Thursday, May 14, 2015

On Writing – Not Ripped From The Headlines, But Stolen From The Ignored

Richard Burton and Peter Firth in Equus

Playwright Peter Shaffer wrote the award-winning Equus after reading a story about a young man blinding six horses. Disregarding what might have been the true motive, Shaffer instead created a fictional story in which a psychiatrist becomes a mind detective and the audience witnesses the tragedy of the cure being worse than the disease.  I didn’t see the play (the original or revival), but I have seen The Richard Burton- Peter Firth film version and it is stunning.

My point is that the news —and not necessarily those events that make the headlines – may answer the question readers often ask writers.  Where do you get your ideas? From life. Maybe even a filler story in your local paper. Though that is rarely my source, there was one very short news article that sparked the plot of a full-length novel. I wrote it without knowing the facts of the actual crime, but merely the premise. And that sparked the question, “how could this be true?”  And off I went.

There is one recent news story out there that should have been big news and seems like the basis for a fine high-society, British-style mystery by a writer knows his or her way around families like the Rockefellers.   The Waltons have the money, but not the pedigree. Nor do the Kochs. However, there are so many angles to the transplant story and the legendary family that it could be the source of several mysteries.

I can’t say the Rockefeller heart story was ignored.  After all, it wasn’t all that far under the stack of “if it bleeds, it leads” new stories.  Several sources pop up when Googled.  It’s true.  It’s fantastic. I am amazed that it didn’t receive more attention, especially while our country is engaged in a heated political battle over economic inequality. Six hearts, for goodness sake. I’m not saying he’s wrong to receive them. But it says a lot about the way our country works. The issue, not Rockefeller specifically, just the luck and the largesse of it, promises to be the central focus of the 2016 presidential campaigns.

Six Hearts And Holding
Yes, David Rockefeller, 99, has received six new hearts, so far. The latest transplant surgery was performed at his home. He is now recuperating on his private island.  His nearly $3 billion in self-worth has its roots in family ties to Standard Oil and Chase Bank. His family name is a synonym for rich and powerful.

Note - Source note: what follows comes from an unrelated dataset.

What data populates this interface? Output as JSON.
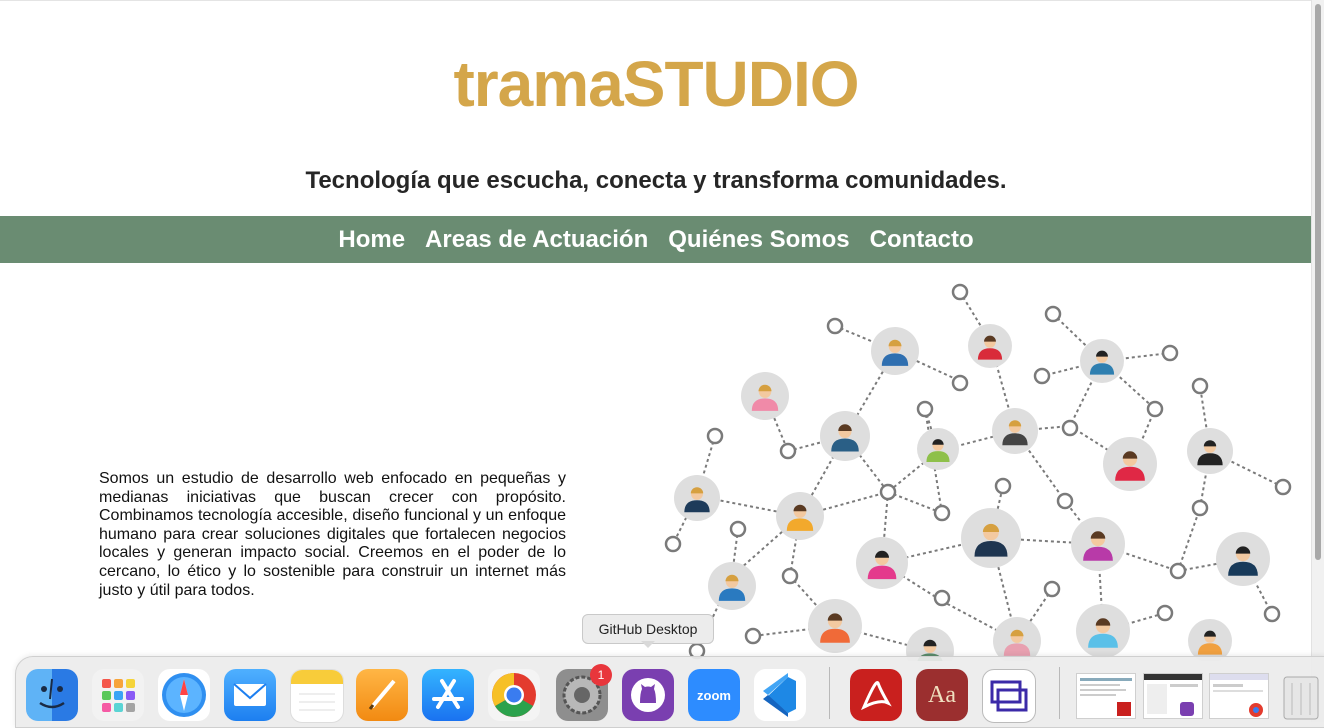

Being a touch cynical as I am, I wonder what keeps him going. Perhaps it is just a fiery, passionate spirit for life, perhaps a desire to make sure his philanthropic philosophy is adhered to, or to piss off aging and frustrated family members who feel they’ve waited long enough. Certainly there are a number of Rockefellers eager to be the family matriarch or patriarch. Also, any number of foundations that are on the bequest list might be impatient for that chunk of promised dough.

Meanwhile, the sheer number of hearts as an example of what the super-wealthy can buy provokes all sorts of public arguments over the haves and have nots. What a background for a murder drama. Aren’t most murder mysteries morality plays?

I have no personal animus toward the senior Mr. Rockefeller. Get well, David.  However some clever mystery writer should use this remarkable story as grist for the mill.

1 comment:

Teri-on-the-sandbar said...

holy cow! I had NO idea. how many does a poor man get? I'm guessing one--his original factory equipment.